Honorees were selected by members of the Boxing Writers Association and a panel of international boxing historians. Induction day is scheduled for June 13 and also will include last year’s class, which was postponed by the novel coronavirus pandemic. The Class of 2020 includes: Bernard Hopkins, Juan Manuel Marquez, Shane Mosley, Christy Martin, Lucia Rijker, Barbara Buttrick, Frank Erne, Paddy Ryan, Lou DiBella, Kathy Duva, Dan Goossen, Bernard Fernandez and Thomas Hauser.
Born in 1977 in Grand Rapids, Michigan into a fighting family, Mayweather compiled an 84-6 amateur record that included three National Golden Gloves titles and a bronze medal at the 1996 Olympic Games. He turned pro in 1996 and captured his titles in five weight divisions, getting it started with an eighth-round knockout of Genaro Hernandez for the WBC junior lightweight title in just his 18th pro bout.
Trained by his father, Floyd Sr., and uncle Roger, the fighter nicknamed “Money” retired in 2017 with a record of 50-0 (27 KOs) following a crossover bout and knockout of mixed martial arts star Conor MacGregor.
“It is a great honor for me to be inducted … as a first-ballot nominee,” Mayweather said. “Throughout my career, I gave everything I could to the sport of boxing, and now, to be recognized by one of the most prestigious honors in the sport for that hard work and dedication is very humbling.”
The 6-foot-6 Klitschko capped a 134-6 (65 KOs) amateur career by winning super heavyweight gold at the 1996 Olympic Games. He turned pro the same year in Germany and won 24 straight bouts before losing to Ross Purrity. He rebounded to defeat Chris Byrd for the WBO heavyweight title and in 2006 stopped Byrd again for the IBF/IBO titles to begin a dominant nine-year title reign that included 18 successful defenses.
Nicknamed “Dr. Steelhammer,” the native of Kazakhstan was heavyweight champion longer than anyone in history (12 years, 2 days) and finished with a pro record of 64-5 (53 KOs).
Ali also retired unbeaten with a 24-0 record (21 KOs) that included a 2003 win over Christy Martin.
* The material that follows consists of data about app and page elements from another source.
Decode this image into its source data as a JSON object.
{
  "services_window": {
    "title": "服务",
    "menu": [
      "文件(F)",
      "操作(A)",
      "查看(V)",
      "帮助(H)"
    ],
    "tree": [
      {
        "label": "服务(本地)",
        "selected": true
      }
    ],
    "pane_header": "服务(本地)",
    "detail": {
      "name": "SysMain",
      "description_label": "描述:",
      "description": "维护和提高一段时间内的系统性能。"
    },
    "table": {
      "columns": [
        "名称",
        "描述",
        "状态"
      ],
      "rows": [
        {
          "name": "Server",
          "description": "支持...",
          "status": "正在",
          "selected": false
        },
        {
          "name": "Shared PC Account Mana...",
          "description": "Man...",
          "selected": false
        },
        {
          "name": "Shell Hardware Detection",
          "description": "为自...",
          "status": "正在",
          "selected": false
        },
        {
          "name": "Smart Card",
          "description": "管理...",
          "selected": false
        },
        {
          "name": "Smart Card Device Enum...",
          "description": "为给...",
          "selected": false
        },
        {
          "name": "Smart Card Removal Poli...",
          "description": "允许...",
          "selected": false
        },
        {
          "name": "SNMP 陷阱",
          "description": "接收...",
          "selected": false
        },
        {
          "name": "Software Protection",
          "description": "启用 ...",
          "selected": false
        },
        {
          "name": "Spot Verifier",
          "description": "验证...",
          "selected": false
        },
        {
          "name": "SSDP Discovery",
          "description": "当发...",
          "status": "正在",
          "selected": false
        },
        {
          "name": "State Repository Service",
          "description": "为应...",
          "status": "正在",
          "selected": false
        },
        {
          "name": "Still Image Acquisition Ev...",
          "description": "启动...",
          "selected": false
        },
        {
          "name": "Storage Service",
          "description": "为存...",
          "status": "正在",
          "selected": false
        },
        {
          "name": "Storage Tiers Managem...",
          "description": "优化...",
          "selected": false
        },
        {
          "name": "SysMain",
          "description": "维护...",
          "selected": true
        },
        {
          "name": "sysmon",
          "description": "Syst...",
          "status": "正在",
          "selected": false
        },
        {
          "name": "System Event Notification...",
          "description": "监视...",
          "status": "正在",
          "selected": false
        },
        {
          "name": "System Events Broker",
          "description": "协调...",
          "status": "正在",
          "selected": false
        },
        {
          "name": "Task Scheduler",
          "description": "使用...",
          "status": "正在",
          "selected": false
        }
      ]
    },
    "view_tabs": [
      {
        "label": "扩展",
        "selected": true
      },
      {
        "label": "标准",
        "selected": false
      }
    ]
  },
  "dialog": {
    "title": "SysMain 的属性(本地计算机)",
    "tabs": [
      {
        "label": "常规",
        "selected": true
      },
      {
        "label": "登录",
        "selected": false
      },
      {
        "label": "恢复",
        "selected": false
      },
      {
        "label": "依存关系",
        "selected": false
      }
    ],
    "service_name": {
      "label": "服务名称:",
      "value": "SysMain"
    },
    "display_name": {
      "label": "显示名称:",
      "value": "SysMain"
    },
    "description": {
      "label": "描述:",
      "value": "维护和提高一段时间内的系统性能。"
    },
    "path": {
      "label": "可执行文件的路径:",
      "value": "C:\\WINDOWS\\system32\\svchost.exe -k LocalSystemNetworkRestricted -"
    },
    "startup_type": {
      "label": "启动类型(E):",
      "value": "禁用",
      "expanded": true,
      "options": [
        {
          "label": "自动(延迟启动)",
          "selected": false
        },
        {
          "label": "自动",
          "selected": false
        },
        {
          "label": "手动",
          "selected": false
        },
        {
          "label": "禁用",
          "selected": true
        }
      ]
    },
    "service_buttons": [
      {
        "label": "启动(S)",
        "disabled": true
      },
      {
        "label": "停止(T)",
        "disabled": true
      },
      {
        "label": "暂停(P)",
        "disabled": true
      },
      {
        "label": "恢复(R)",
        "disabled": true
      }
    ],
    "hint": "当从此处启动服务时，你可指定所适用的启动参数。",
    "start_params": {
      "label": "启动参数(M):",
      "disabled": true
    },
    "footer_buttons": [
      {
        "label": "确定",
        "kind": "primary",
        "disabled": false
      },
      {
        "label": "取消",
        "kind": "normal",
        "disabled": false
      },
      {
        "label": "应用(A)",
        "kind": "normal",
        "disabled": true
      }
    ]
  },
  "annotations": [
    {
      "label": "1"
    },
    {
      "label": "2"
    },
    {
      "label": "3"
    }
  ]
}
The 5-10 Ali used a precise jab and powerful right hand to register an 87.5 knockout percentage, living up to her nickname, “She Bee Stingin’.”
Tonawanda, who will be enshrined as a Trailblazer, began boxing in the early 1970s and, with sanctioned women’s bouts scarce, spent the majority of her career on the underground female boxing circuit. Denied a professional boxing license from the New York State Athletic Commission in 1974 because of her gender, she filed a sex discrimination suit in 1975 and, after a protracted legal battle that involved lawsuits by other women, the judge ruled in her favor.
Along with Cat Davis and Trimiar, Tonawanda was among the first women granted a license by New York, on Sept. 19, 1978. She was the first female boxer to compete at Madison Square Garden, registering a second-round stoppage of Larry Rodaina in a mixed martial arts bout. The 5-9 Tonawanda, dubbed “The Female Ali,” also sparred with Muhammad Ali at his training camp and worked as his bodyguard. She died of colon cancer in 2009 at age 75.